Supplied records ::
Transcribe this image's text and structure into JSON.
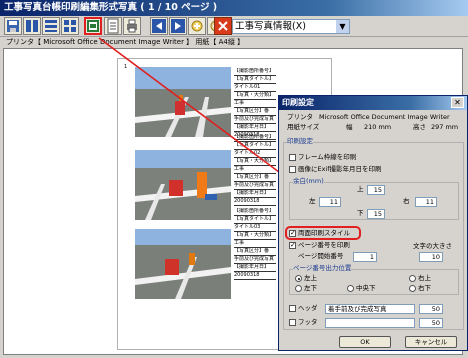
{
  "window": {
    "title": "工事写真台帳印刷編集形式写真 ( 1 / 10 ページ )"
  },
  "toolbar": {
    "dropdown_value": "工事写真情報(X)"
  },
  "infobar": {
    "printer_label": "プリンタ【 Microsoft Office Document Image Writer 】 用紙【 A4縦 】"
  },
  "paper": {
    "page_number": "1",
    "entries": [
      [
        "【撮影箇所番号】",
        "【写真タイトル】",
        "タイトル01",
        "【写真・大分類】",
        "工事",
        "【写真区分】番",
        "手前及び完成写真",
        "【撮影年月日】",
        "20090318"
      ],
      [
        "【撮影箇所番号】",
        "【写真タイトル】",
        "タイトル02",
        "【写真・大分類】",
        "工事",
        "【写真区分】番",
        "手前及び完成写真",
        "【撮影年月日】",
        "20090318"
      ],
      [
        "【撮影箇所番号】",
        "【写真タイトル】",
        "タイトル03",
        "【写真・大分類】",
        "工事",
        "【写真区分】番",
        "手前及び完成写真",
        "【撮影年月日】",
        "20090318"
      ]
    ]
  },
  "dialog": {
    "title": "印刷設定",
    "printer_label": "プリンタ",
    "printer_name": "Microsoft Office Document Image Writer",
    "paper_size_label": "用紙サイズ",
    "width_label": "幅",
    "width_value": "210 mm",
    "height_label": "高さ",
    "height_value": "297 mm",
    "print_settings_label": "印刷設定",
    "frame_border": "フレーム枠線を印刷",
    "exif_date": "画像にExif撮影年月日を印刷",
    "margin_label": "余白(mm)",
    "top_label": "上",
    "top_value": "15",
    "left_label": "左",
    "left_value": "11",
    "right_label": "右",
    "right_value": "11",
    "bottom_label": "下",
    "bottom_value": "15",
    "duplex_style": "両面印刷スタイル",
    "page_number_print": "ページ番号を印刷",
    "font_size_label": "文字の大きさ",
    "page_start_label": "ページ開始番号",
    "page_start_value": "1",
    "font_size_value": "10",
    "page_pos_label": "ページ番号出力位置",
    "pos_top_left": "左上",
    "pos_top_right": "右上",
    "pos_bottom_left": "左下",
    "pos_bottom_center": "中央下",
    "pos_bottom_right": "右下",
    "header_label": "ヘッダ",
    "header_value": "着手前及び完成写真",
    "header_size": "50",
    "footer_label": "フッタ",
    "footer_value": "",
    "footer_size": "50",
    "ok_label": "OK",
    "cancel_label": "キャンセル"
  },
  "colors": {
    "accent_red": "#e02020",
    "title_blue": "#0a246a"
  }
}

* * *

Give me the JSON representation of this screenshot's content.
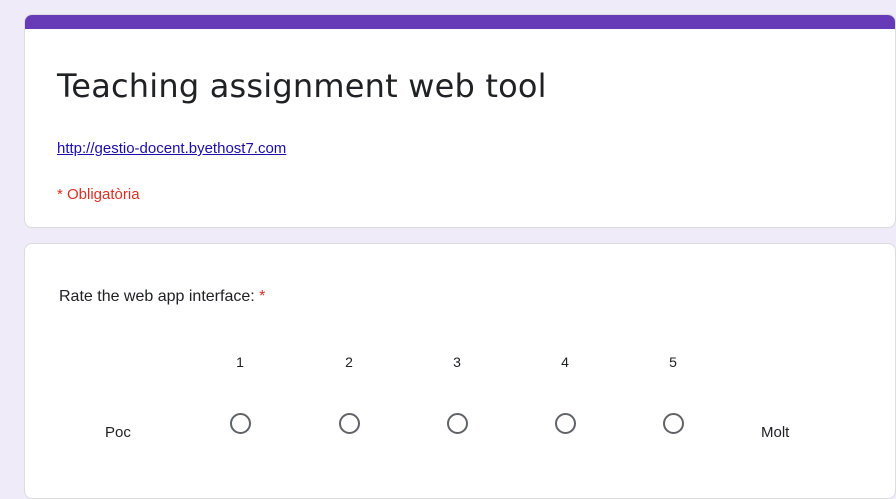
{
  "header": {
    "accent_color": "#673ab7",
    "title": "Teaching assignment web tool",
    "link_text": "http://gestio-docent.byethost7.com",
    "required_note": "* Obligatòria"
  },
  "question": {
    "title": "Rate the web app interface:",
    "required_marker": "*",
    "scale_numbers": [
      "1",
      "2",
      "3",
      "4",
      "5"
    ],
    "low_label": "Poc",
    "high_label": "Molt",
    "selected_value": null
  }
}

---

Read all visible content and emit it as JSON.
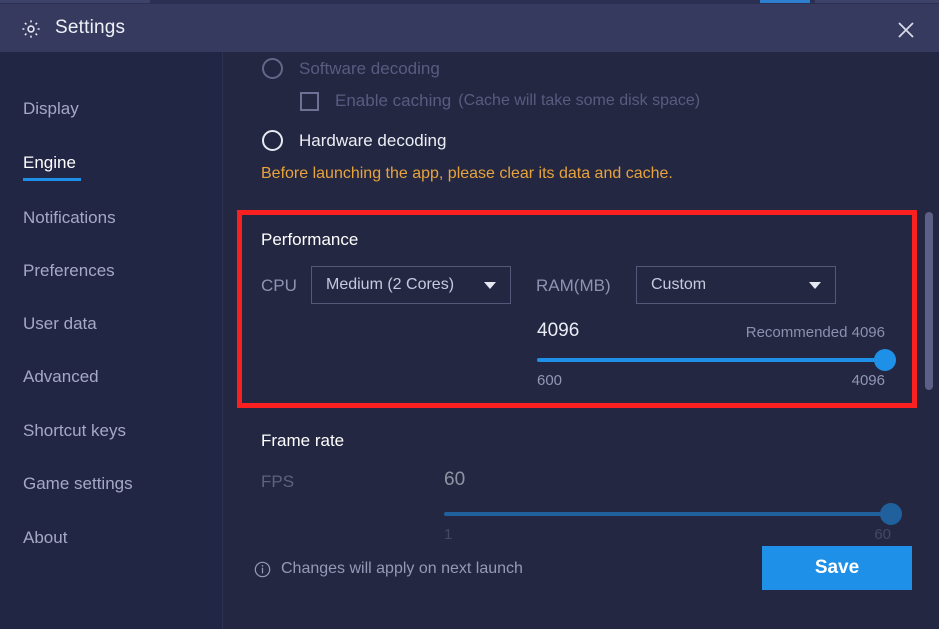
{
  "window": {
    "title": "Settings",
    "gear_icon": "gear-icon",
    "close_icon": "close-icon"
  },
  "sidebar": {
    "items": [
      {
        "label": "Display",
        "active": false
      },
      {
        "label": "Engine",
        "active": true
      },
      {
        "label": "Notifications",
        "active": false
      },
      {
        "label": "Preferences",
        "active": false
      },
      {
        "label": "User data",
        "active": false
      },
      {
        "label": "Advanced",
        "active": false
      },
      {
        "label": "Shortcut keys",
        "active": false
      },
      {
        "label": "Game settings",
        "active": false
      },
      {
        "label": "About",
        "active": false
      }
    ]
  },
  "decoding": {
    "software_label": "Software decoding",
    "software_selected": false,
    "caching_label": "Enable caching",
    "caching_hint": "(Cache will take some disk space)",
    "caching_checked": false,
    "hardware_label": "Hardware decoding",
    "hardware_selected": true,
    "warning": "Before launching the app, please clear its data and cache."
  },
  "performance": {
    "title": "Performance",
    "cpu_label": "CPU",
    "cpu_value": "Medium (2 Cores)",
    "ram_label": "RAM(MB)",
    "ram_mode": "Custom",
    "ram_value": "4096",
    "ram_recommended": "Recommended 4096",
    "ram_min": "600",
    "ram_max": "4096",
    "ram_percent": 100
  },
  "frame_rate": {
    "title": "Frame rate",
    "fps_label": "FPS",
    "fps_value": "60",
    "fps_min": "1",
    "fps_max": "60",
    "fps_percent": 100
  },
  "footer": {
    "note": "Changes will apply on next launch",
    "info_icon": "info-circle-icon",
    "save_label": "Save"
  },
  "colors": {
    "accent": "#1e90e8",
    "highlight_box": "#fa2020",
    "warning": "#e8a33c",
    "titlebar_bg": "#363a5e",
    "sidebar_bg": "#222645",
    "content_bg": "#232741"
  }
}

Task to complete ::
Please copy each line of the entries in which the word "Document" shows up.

Answer ::
    "printer_label": "プリンタ【 Microsoft Office Document Image Writer 】 用紙【 A4縦 】"
    "printer_name": "Microsoft Office Document Image Writer",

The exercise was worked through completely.